**TASK INPUTS:**
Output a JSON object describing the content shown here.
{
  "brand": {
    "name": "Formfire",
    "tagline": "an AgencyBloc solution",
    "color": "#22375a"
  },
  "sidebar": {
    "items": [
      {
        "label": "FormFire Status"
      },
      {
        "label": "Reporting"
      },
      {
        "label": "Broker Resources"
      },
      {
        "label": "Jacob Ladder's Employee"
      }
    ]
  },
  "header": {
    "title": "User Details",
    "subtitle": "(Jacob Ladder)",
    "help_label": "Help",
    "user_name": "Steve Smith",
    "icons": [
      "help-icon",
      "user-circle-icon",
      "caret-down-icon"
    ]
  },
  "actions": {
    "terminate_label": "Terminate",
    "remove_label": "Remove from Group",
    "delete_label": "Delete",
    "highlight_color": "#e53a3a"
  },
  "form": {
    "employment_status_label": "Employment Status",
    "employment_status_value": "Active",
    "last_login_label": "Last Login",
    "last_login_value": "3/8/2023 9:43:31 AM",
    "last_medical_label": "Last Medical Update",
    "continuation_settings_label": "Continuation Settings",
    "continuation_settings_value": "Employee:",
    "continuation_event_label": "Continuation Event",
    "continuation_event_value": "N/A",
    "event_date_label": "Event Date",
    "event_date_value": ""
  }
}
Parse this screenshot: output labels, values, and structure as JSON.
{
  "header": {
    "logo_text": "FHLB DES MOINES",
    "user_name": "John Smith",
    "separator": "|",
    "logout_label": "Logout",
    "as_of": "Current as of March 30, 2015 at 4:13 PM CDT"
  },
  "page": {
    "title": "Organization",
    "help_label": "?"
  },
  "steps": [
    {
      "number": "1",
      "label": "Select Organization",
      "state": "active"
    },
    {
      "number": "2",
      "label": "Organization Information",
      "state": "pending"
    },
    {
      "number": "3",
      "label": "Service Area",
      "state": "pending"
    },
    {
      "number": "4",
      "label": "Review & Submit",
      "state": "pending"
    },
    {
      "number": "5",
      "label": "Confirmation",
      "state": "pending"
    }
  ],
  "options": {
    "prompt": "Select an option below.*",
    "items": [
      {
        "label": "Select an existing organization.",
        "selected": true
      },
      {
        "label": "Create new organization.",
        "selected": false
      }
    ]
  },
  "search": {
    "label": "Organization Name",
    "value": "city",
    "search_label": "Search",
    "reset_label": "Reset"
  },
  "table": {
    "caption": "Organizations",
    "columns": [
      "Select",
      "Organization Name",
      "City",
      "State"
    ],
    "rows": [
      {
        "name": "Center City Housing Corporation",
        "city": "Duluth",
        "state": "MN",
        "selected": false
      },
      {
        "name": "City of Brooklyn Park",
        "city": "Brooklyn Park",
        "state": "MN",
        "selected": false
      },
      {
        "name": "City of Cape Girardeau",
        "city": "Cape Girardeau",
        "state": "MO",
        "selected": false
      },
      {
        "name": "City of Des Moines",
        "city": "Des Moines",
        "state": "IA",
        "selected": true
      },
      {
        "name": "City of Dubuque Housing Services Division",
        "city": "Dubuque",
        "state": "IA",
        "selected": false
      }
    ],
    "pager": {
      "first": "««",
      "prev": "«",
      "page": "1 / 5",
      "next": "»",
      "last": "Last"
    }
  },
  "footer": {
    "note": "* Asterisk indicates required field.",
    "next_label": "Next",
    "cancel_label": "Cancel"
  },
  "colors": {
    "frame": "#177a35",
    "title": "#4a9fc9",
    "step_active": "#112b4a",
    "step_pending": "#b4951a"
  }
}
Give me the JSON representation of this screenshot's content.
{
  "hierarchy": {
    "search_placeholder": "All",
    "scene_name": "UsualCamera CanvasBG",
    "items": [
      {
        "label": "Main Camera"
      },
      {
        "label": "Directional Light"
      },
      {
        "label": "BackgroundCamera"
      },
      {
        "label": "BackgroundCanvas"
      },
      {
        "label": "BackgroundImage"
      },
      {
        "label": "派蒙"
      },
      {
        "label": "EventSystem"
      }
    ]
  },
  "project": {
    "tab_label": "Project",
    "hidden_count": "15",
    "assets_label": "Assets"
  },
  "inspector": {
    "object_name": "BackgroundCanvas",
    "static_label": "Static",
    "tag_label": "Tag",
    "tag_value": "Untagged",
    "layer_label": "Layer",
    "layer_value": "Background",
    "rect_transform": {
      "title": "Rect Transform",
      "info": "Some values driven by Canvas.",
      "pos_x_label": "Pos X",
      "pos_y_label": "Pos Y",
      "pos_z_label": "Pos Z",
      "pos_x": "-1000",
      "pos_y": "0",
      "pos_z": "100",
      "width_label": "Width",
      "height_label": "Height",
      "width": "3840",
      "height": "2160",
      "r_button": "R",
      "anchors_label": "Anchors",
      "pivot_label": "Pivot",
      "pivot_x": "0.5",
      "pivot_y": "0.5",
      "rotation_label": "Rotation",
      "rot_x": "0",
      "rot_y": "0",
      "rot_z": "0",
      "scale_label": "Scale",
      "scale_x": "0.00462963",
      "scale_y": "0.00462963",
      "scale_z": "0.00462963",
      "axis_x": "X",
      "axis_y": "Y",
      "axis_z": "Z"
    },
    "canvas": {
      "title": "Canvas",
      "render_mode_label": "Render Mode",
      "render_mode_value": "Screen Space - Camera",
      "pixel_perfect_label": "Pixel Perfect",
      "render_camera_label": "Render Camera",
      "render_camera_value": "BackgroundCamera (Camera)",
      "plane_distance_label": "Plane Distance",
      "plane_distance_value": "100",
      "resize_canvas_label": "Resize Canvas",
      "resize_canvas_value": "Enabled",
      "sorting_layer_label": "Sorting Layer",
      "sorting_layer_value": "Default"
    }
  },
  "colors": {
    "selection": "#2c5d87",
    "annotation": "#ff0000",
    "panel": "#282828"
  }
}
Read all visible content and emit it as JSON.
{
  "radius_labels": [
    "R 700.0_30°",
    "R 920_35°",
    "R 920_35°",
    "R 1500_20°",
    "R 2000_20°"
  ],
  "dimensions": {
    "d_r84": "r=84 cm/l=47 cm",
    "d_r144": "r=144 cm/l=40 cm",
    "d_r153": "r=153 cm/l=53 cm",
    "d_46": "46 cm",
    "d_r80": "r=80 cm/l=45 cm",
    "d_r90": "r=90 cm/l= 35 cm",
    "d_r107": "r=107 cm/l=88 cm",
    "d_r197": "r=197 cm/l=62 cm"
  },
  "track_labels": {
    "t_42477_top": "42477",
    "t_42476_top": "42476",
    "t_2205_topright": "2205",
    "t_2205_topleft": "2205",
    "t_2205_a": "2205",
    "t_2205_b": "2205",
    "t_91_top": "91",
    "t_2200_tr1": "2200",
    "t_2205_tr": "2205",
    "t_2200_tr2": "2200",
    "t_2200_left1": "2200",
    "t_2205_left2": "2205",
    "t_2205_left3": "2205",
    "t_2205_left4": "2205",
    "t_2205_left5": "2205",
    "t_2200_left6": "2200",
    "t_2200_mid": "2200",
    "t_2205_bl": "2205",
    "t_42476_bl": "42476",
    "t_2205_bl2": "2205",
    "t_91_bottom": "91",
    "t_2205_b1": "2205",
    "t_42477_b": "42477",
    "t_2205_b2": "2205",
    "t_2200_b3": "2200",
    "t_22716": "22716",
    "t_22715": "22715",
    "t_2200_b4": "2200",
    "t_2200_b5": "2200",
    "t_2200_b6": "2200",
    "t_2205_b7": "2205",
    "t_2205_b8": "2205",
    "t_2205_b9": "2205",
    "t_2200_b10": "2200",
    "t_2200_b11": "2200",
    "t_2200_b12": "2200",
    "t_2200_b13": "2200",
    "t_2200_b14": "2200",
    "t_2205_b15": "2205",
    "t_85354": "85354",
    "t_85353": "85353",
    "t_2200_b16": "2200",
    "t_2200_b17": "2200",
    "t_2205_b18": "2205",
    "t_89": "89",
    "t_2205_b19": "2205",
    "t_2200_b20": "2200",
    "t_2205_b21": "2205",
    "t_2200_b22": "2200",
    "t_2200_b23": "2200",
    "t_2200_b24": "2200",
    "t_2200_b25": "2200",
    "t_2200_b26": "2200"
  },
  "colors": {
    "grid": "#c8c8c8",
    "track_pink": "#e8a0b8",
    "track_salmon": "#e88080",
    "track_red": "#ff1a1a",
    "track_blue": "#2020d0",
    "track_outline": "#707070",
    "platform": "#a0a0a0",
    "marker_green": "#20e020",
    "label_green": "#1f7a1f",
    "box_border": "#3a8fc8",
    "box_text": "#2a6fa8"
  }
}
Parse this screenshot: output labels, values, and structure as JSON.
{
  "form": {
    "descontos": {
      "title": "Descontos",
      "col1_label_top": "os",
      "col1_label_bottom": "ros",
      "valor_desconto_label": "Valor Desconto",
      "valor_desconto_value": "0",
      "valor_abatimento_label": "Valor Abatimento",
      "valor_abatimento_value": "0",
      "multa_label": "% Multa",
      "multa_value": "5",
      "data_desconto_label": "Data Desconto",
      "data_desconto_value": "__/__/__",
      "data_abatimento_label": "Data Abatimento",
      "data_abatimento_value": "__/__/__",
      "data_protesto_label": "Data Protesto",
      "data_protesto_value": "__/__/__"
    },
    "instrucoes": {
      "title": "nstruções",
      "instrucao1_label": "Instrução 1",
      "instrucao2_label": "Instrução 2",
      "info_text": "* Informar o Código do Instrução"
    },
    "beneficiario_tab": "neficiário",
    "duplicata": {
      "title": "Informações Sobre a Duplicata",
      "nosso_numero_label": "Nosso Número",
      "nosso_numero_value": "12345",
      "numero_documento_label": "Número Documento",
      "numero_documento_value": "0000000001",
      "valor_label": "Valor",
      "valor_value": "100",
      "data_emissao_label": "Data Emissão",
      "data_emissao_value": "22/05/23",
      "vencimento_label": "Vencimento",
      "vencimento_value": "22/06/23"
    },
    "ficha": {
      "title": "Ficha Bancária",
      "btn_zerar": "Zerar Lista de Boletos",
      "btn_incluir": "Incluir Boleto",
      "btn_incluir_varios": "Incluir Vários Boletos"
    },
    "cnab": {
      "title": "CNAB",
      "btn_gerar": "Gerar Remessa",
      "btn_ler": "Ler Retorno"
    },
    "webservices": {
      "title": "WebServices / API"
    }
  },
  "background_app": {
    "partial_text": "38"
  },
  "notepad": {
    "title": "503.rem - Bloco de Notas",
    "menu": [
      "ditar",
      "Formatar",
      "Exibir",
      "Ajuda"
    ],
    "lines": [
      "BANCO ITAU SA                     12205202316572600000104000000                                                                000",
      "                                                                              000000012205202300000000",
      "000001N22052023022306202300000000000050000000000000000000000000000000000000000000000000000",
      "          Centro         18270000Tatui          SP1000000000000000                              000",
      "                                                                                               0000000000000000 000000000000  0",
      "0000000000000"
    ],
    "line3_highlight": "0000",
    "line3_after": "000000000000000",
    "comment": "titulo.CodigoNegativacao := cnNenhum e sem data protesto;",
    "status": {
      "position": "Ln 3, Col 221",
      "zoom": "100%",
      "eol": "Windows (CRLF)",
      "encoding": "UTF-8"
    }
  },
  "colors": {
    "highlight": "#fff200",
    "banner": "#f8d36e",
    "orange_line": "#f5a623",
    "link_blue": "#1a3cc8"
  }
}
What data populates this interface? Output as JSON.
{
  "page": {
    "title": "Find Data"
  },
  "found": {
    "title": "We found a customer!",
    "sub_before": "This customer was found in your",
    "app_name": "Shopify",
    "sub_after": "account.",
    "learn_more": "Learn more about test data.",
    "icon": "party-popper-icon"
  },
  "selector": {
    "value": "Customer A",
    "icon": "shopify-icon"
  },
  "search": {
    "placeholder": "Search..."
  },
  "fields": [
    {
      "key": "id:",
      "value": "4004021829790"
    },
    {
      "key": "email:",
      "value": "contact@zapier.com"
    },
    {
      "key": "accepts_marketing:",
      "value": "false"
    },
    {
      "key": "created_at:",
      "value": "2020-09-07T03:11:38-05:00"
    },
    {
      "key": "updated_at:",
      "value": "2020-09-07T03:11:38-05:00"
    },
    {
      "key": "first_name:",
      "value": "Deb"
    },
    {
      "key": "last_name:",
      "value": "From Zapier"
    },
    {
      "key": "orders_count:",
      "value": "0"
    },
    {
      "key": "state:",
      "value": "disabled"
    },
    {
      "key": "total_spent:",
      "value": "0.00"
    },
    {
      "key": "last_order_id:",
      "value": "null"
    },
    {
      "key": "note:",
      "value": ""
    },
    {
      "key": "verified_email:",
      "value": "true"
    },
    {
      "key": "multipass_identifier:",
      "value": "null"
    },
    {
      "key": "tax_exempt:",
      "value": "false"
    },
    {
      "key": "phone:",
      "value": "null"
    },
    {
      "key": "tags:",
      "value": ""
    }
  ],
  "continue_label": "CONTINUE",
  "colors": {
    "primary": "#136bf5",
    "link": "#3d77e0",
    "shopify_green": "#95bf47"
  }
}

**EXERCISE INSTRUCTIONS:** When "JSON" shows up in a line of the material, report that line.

**ANSWER TO THIS TASK:**
Output a JSON object describing the content shown here.
Parse this screenshot: output labels, values, and structure as JSON.
Give me the JSON representation of this screenshot's content.
Read all visible content and emit it as JSON.
Parse this screenshot: output labels, values, and structure as JSON.
What data populates this interface? Output as JSON.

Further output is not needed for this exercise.